• _TASK REQUIREMENTS_:
Collect every line in the records below that contains the word "true".

*** ENTRIES SUPPLIED Section Begins ***

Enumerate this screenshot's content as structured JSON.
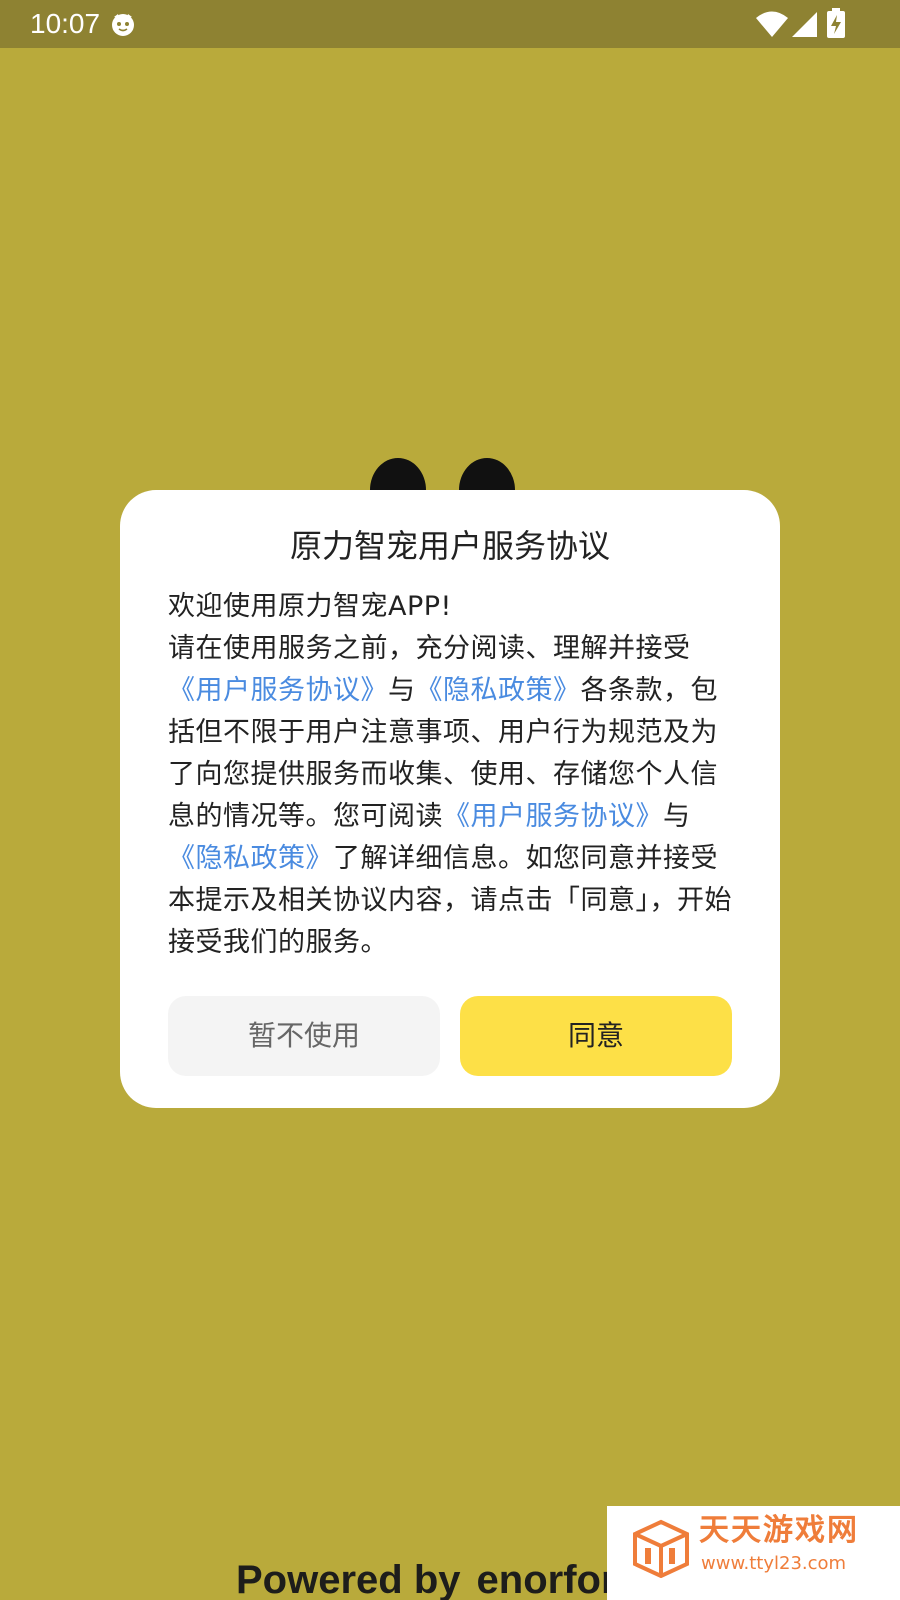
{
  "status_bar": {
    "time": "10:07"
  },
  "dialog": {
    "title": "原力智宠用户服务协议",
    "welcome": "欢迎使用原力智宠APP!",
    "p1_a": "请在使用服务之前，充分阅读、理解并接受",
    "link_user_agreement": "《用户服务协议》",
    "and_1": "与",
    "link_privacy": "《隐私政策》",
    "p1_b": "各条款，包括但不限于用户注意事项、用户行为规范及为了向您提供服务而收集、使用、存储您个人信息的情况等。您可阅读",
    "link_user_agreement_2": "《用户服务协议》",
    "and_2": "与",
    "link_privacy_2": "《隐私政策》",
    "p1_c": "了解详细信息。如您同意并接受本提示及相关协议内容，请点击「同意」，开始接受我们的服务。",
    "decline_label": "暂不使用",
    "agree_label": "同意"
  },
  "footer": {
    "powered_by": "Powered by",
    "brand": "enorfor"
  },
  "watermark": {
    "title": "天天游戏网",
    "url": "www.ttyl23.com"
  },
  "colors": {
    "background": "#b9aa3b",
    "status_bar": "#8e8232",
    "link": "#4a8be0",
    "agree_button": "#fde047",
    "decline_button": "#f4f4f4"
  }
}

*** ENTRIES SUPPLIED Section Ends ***
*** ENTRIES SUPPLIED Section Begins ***

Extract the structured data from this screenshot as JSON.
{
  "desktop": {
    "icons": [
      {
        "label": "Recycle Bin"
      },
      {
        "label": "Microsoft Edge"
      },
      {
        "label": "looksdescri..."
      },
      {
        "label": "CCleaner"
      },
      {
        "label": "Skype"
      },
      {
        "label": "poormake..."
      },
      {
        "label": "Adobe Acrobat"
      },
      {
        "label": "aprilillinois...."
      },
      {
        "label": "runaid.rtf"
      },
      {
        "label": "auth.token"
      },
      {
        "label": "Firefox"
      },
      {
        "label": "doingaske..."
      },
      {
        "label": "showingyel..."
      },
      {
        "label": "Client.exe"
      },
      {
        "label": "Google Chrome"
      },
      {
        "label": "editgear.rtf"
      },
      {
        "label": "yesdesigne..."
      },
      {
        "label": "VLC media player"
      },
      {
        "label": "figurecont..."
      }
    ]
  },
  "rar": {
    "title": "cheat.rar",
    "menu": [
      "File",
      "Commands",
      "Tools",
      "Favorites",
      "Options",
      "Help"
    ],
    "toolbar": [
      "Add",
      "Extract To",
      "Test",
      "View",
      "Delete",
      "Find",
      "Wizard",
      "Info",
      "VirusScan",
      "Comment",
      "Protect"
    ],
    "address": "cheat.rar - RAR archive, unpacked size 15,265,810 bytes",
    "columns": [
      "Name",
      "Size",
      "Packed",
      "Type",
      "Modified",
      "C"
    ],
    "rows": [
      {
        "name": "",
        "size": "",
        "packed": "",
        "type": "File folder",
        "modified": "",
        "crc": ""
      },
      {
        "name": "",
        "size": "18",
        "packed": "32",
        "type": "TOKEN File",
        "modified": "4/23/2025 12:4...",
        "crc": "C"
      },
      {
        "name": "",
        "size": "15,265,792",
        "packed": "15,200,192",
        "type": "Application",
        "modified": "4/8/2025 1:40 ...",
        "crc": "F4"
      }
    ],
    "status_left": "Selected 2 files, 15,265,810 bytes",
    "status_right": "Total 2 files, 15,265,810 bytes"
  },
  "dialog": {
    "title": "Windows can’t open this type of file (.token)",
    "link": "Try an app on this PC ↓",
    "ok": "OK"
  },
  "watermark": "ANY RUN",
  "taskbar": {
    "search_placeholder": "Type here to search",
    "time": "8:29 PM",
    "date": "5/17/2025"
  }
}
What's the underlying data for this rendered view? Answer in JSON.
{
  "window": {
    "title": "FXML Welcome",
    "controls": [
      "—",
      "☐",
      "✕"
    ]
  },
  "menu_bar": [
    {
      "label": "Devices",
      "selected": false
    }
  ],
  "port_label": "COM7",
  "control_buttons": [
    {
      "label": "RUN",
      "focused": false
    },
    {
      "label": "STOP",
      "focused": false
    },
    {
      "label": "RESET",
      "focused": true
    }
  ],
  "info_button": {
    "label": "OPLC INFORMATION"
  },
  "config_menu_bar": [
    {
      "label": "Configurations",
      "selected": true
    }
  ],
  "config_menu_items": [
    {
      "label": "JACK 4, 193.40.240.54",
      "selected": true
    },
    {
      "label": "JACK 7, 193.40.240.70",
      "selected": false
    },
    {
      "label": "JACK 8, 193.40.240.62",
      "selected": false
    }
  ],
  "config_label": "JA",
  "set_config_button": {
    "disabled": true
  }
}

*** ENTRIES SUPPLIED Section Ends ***

• _ANSWER SPACE_:
      "focused": true
      "selected": true
      "selected": true
    "disabled": true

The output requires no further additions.